Professor Simon Kay, consultant in plastic and reconstructive surgery at Spire Leeds Hospital is warning young people to be more aware than ever before of the dangers that sunburn can cause as figures released by Cancer Research UK show that the rates of people diagnosed with malignant melanoma are five times higher than four decades ago.
Professor Kay believes that the message about sun safety is not getting across to young people who are increasing their risks through ‘binge’ sunbathing (over exposure of skin to the sun that results in burning).
“The specific danger to younger people is that these are the years much of the skin damage is done that causes problems in later life. Sun damage can remain undetected for years,” said Professor Kay. “Just one episode of burning below the age of 18 can double the future risks.”
Professor Kay draws attention to the two main types of the disease: non-melanoma and malignant melanoma, which in the majority of cases are caused by exposure of the skin to sun. “Non-melanoma is the most common and usually more easily treated skin cancer. Malignant melanoma is the most deadly form of skin cancer as it can spread to other tissues and organs."

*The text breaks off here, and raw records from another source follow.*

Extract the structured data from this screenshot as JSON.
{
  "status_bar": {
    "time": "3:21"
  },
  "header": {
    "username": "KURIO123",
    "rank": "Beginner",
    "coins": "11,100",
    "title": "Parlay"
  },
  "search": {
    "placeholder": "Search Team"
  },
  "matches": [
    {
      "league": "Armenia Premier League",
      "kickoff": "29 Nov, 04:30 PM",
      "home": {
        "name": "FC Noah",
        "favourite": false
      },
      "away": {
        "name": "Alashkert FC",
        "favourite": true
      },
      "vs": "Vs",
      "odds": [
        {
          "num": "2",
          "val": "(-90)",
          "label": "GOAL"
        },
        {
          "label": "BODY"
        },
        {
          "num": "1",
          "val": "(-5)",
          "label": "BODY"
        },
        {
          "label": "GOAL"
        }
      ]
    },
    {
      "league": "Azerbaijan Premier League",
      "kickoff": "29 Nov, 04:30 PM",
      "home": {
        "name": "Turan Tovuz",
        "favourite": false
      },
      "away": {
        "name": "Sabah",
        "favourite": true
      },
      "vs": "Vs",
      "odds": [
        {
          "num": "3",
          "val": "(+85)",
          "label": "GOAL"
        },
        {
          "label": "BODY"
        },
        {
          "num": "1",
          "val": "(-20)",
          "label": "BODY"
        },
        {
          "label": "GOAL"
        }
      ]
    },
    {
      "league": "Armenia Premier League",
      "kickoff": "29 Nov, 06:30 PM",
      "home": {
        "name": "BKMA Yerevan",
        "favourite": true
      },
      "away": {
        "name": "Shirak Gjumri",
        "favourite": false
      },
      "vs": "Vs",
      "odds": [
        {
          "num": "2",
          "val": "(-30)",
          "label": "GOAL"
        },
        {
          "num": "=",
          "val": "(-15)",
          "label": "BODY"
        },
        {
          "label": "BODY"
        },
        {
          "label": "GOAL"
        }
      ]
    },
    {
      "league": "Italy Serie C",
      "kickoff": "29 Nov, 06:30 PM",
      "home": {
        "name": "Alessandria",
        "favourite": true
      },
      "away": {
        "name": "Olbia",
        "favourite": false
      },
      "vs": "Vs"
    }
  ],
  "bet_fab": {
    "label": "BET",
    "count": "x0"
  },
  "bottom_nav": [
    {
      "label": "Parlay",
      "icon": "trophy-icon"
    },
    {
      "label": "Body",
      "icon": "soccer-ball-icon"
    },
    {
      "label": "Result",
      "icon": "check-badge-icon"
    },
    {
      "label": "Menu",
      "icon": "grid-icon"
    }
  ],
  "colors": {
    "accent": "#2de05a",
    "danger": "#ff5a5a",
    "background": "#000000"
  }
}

He recommends regular self-checks of the skin to look for signs of any abnormalities, which can be treated if caught early but left unchecked may develop into serious cancers. A change in normal appearance of the skin should not be ignored and requires a visit to the GP. Signs to look for include moles that change in shape, size or colour, broken or ulcerated skin that appears for no obvious reason and doesn’t heal quickly, or sore spots that continue to hurt, itch or bleed for long periods of time.
“There is a significant increase in survival rates if melanoma is caught early so there is every reason to be vigilant. It could save your life,” added Professor Kay.
Professor Kay recommends a video on YouTube that warns young people of the danger.
Spire Leeds Hospital recommends the following tips to help you stay safe in the sun:
- Make sure you never burn in the sun. If you are determined to acquire a tan do it gradually. Damage is done when the skin burns, long before it is bad enough to blister. (A burn has occurred when the skin goes red and feels painful.)
- Avoid the sun during the hottest part of the day – between 11am and 3pm. Find shade under umbrellas, trees and other shelters.
- Always cover up with a high factor broad spectrum sunscreen. Sunscreen alone is not enough. Wear t-shirts, wide-brimmed hats and sunglasses.
- Young skin is particularly at risk – sunburn in children under 15 leaves them at higher risk of eventually developing skin cancer.
- Babies should be kept out of the sun completely, while older children should be protected with both sunscreen and clothing.
- Apply sunscreen when travelling in a car, on a bus or train, as sun can still have an affect on your skin through the windows.